Like I said, Steve Jobs was probably the greatest leader of our time. His life shows where leaders come from. Everywhere. And how they are prepared—by onthing that we can identify. The challenge for those who would benefit from leaders is to identify and encourage, not stifle, them. The challenge for leaders themselves is to get into a situatiton where they can persist and fail and avoid being stifled by bureaucracy. My Succeeding book has a lot about changing what you can change about yourself and, with regard to things you cannot change, like the things that made Steve Jobs a leader, moving to a situation where the things you cannot change do not stop you.
What motivated Jobs? He famously said that he wanted to make “insanely great” products, and he did.
Don’t all corporate CEOs say they want to make great products? Yes.
Do any of them mean it other than Jobs? Not that I can think of off-hand. It’s just so much corporate blah blah when anyone other than Jobs says it. What other corporate empty suit CEOs are really about is status, prestige, power, money, my salary’s bigger than yours. They only pay lip service to great products.
Jobs was Apple and Apple was Jobs. At other corporations, the CEOs are sort of temps whose main skill is getting the board to hire them then replacing the board with cronies so they can stay.

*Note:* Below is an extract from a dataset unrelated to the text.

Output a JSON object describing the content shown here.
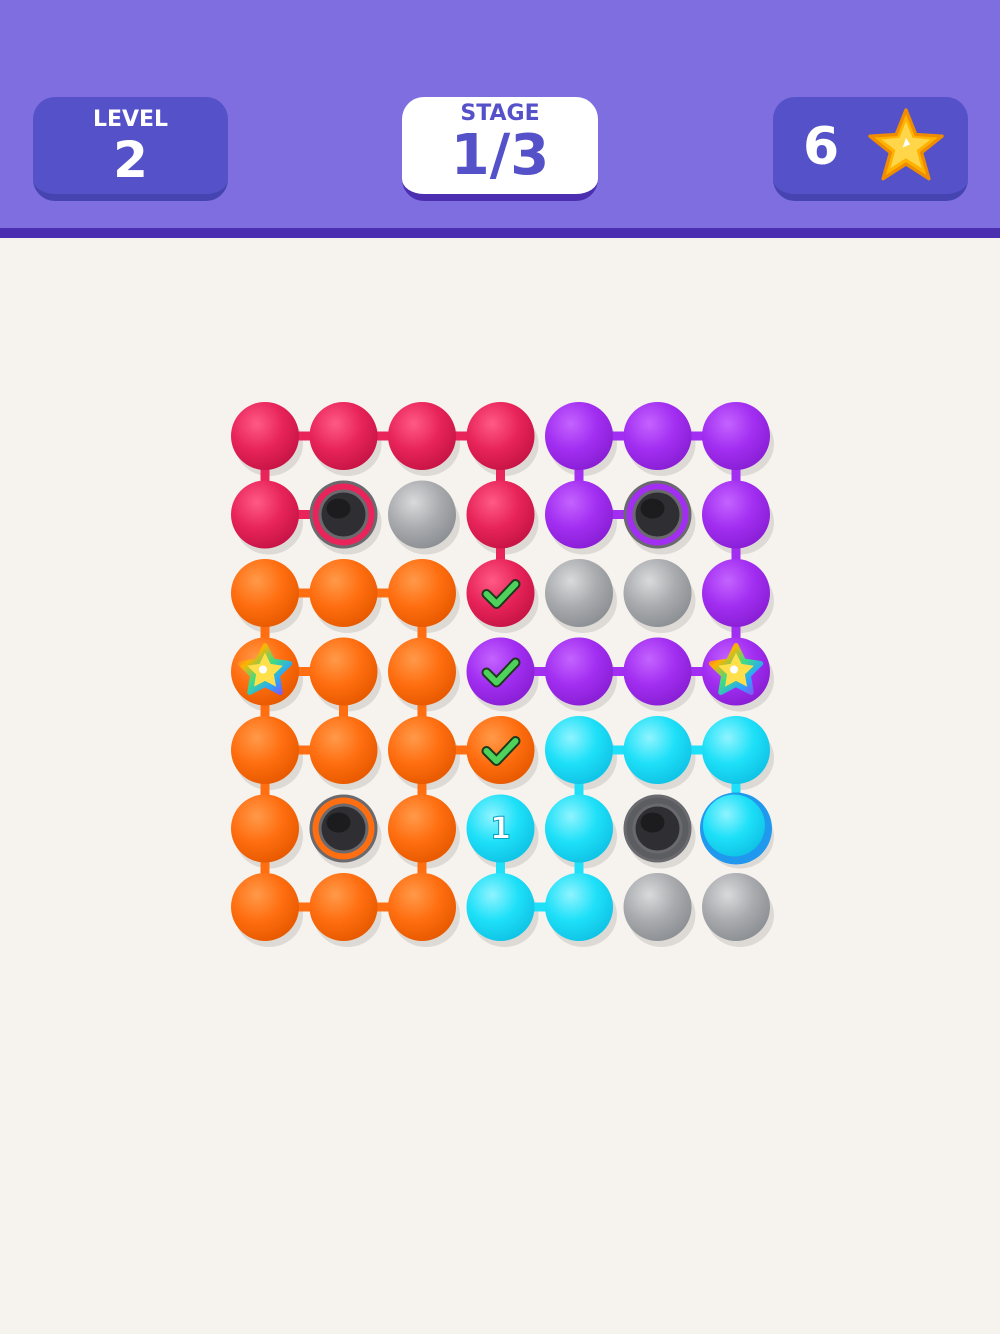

Did Jobs want to create the world’s most valuable corporation? No. He never even conceived of such a thing. It just happened as a by-product of creating “insanely great” products.
Jobs is one of the few great successes that stands as a testament to the idea that merit matters. That it is not all just one big cynial corporate politics game.
On 6/8/11, there was discussion in the paper that the masses who loved Steve want a public memorial service where they can show their respects and affection. Initial indications are that Apple is surprised by this.
And that neither Apple nor Jobs’s family wants to do such a thing.
If this sort of exteme tin ear is any indication of the future, it wasn’t just Jobs who died. It was also Apple, Inc.
Around the day Jobs died, Charlie Rose reran an interview he did with Jobs and John Lasseter when Jobs was CEO of Pixar. What a delight. The salient thing to me was that Jobs had CEO after his name, but he talked entirely like a regular guy. He had no filter. He answered the question honestly and never thought about whether he should modify the answer for some political or business reason. When Rose tried to talk about how to persuade the stock market that Pixar was a more valuable company, Jobs just said that would be taken care of by the results, that is, the movies Pixar made, over the long term and he was content to wait until then. I love people who are results oriented and hate those who are process oriented. Jobs was all results.
John T. Reed